**EXERCISE INSTRUCTIONS**
The task calls for every line of the data to be retyped exactly.
======== RECORDED DATA
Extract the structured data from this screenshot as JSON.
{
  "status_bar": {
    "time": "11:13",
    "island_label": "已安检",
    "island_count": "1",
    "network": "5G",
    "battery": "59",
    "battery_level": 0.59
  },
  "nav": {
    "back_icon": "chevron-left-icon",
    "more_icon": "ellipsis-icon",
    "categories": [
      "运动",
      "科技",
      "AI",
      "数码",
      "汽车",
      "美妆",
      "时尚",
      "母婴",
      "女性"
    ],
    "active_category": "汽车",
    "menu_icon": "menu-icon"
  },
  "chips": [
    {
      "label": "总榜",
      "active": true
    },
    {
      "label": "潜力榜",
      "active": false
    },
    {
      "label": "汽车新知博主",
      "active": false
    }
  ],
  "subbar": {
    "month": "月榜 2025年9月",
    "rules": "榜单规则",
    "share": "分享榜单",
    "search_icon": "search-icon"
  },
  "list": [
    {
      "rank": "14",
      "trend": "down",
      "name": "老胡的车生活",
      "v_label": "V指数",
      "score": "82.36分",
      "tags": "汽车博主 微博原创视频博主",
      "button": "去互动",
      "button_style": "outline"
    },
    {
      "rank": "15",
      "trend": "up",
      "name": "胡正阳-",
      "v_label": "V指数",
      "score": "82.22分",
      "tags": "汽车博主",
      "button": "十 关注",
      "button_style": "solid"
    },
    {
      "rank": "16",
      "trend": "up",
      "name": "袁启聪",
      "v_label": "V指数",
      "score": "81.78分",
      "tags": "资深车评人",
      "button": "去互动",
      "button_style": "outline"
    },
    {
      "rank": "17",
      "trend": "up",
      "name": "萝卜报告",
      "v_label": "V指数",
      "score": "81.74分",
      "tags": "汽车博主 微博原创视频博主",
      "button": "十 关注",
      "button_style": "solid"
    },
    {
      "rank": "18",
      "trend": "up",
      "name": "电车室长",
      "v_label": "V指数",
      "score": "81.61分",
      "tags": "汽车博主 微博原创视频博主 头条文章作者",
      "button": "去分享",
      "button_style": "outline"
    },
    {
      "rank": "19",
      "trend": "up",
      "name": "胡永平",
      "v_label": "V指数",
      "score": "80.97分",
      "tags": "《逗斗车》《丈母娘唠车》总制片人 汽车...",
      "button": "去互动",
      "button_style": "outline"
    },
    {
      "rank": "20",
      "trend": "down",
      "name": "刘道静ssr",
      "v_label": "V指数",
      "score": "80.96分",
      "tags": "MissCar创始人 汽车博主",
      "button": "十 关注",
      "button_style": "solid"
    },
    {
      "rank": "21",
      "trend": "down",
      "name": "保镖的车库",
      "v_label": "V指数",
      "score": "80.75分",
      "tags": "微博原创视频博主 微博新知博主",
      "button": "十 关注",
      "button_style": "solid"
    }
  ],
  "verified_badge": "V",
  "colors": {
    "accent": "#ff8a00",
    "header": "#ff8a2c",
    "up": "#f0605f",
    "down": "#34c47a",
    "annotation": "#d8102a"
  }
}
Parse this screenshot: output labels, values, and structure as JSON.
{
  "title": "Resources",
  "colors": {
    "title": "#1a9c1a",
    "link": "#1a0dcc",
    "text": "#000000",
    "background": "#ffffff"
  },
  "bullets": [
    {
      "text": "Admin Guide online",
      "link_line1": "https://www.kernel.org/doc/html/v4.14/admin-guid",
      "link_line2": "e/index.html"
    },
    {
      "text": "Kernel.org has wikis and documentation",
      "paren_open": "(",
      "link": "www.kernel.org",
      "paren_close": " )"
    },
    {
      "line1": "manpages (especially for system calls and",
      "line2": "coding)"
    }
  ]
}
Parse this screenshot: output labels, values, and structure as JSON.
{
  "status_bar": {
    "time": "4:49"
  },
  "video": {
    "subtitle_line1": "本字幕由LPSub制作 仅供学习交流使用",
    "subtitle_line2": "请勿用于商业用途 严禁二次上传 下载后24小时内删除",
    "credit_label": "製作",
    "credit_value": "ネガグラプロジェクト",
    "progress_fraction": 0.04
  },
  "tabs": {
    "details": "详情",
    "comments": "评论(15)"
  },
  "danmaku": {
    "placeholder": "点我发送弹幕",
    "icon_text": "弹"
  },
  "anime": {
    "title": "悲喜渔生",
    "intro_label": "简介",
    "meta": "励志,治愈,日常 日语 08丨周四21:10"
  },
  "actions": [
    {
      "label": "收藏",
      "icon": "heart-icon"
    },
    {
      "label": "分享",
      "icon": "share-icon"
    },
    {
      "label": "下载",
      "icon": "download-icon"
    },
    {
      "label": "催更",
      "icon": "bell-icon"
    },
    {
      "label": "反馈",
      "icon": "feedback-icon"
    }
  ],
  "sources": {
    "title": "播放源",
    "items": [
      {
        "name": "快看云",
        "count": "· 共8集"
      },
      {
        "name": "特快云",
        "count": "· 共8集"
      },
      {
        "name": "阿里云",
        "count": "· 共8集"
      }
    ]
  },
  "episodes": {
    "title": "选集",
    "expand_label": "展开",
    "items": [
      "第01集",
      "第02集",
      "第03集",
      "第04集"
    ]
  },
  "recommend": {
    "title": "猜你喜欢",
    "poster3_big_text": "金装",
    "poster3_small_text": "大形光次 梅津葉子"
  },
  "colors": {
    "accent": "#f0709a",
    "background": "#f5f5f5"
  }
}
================
**COMPLETED EXERCISE**
Extract the structured data from this screenshot as JSON.
{
  "status_bar": {
    "time": "11:13",
    "island_label": "已安检",
    "island_count": "1",
    "network": "5G",
    "battery": "59",
    "battery_level": 0.59
  },
  "nav": {
    "back_icon": "chevron-left-icon",
    "more_icon": "ellipsis-icon",
    "categories": [
      "运动",
      "科技",
      "AI",
      "数码",
      "汽车",
      "美妆",
      "时尚",
      "母婴",
      "女性"
    ],
    "active_category": "汽车",
    "menu_icon": "menu-icon"
  },
  "chips": [
    {
      "label": "总榜",
      "active": true
    },
    {
      "label": "潜力榜",
      "active": false
    },
    {
      "label": "汽车新知博主",
      "active": false
    }
  ],
  "subbar": {
    "month": "月榜 2025年9月",
    "rules": "榜单规则",
    "share": "分享榜单",
    "search_icon": "search-icon"
  },
  "list": [
    {
      "rank": "14",
      "trend": "down",
      "name": "老胡的车生活",
      "v_label": "V指数",
      "score": "82.36分",
      "tags": "汽车博主 微博原创视频博主",
      "button": "去互动",
      "button_style": "outline"
    },
    {
      "rank": "15",
      "trend": "up",
      "name": "胡正阳-",
      "v_label": "V指数",
      "score": "82.22分",
      "tags": "汽车博主",
      "button": "十 关注",
      "button_style": "solid"
    },
    {
      "rank": "16",
      "trend": "up",
      "name": "袁启聪",
      "v_label": "V指数",
      "score": "81.78分",
      "tags": "资深车评人",
      "button": "去互动",
      "button_style": "outline"
    },
    {
      "rank": "17",
      "trend": "up",
      "name": "萝卜报告",
      "v_label": "V指数",
      "score": "81.74分",
      "tags": "汽车博主 微博原创视频博主",
      "button": "十 关注",
      "button_style": "solid"
    },
    {
      "rank": "18",
      "trend": "up",
      "name": "电车室长",
      "v_label": "V指数",
      "score": "81.61分",
      "tags": "汽车博主 微博原创视频博主 头条文章作者",
      "button": "去分享",
      "button_style": "outline"
    },
    {
      "rank": "19",
      "trend": "up",
      "name": "胡永平",
      "v_label": "V指数",
      "score": "80.97分",
      "tags": "《逗斗车》《丈母娘唠车》总制片人 汽车...",
      "button": "去互动",
      "button_style": "outline"
    },
    {
      "rank": "20",
      "trend": "down",
      "name": "刘道静ssr",
      "v_label": "V指数",
      "score": "80.96分",
      "tags": "MissCar创始人 汽车博主",
      "button": "十 关注",
      "button_style": "solid"
    },
    {
      "rank": "21",
      "trend": "down",
      "name": "保镖的车库",
      "v_label": "V指数",
      "score": "80.75分",
      "tags": "微博原创视频博主 微博新知博主",
      "button": "十 关注",
      "button_style": "solid"
    }
  ],
  "verified_badge": "V",
  "colors": {
    "accent": "#ff8a00",
    "header": "#ff8a2c",
    "up": "#f0605f",
    "down": "#34c47a",
    "annotation": "#d8102a"
  }
}
Parse this screenshot: output labels, values, and structure as JSON.
{
  "title": "Resources",
  "colors": {
    "title": "#1a9c1a",
    "link": "#1a0dcc",
    "text": "#000000",
    "background": "#ffffff"
  },
  "bullets": [
    {
      "text": "Admin Guide online",
      "link_line1": "https://www.kernel.org/doc/html/v4.14/admin-guid",
      "link_line2": "e/index.html"
    },
    {
      "text": "Kernel.org has wikis and documentation",
      "paren_open": "(",
      "link": "www.kernel.org",
      "paren_close": " )"
    },
    {
      "line1": "manpages (especially for system calls and",
      "line2": "coding)"
    }
  ]
}
Parse this screenshot: output labels, values, and structure as JSON.
{
  "status_bar": {
    "time": "4:49"
  },
  "video": {
    "subtitle_line1": "本字幕由LPSub制作 仅供学习交流使用",
    "subtitle_line2": "请勿用于商业用途 严禁二次上传 下载后24小时内删除",
    "credit_label": "製作",
    "credit_value": "ネガグラプロジェクト",
    "progress_fraction": 0.04
  },
  "tabs": {
    "details": "详情",
    "comments": "评论(15)"
  },
  "danmaku": {
    "placeholder": "点我发送弹幕",
    "icon_text": "弹"
  },
  "anime": {
    "title": "悲喜渔生",
    "intro_label": "简介",
    "meta": "励志,治愈,日常 日语 08丨周四21:10"
  },
  "actions": [
    {
      "label": "收藏",
      "icon": "heart-icon"
    },
    {
      "label": "分享",
      "icon": "share-icon"
    },
    {
      "label": "下载",
      "icon": "download-icon"
    },
    {
      "label": "催更",
      "icon": "bell-icon"
    },
    {
      "label": "反馈",
      "icon": "feedback-icon"
    }
  ],
  "sources": {
    "title": "播放源",
    "items": [
      {
        "name": "快看云",
        "count": "· 共8集"
      },
      {
        "name": "特快云",
        "count": "· 共8集"
      },
      {
        "name": "阿里云",
        "count": "· 共8集"
      }
    ]
  },
  "episodes": {
    "title": "选集",
    "expand_label": "展开",
    "items": [
      "第01集",
      "第02集",
      "第03集",
      "第04集"
    ]
  },
  "recommend": {
    "title": "猜你喜欢",
    "poster3_big_text": "金装",
    "poster3_small_text": "大形光次 梅津葉子"
  },
  "colors": {
    "accent": "#f0709a",
    "background": "#f5f5f5"
  }
}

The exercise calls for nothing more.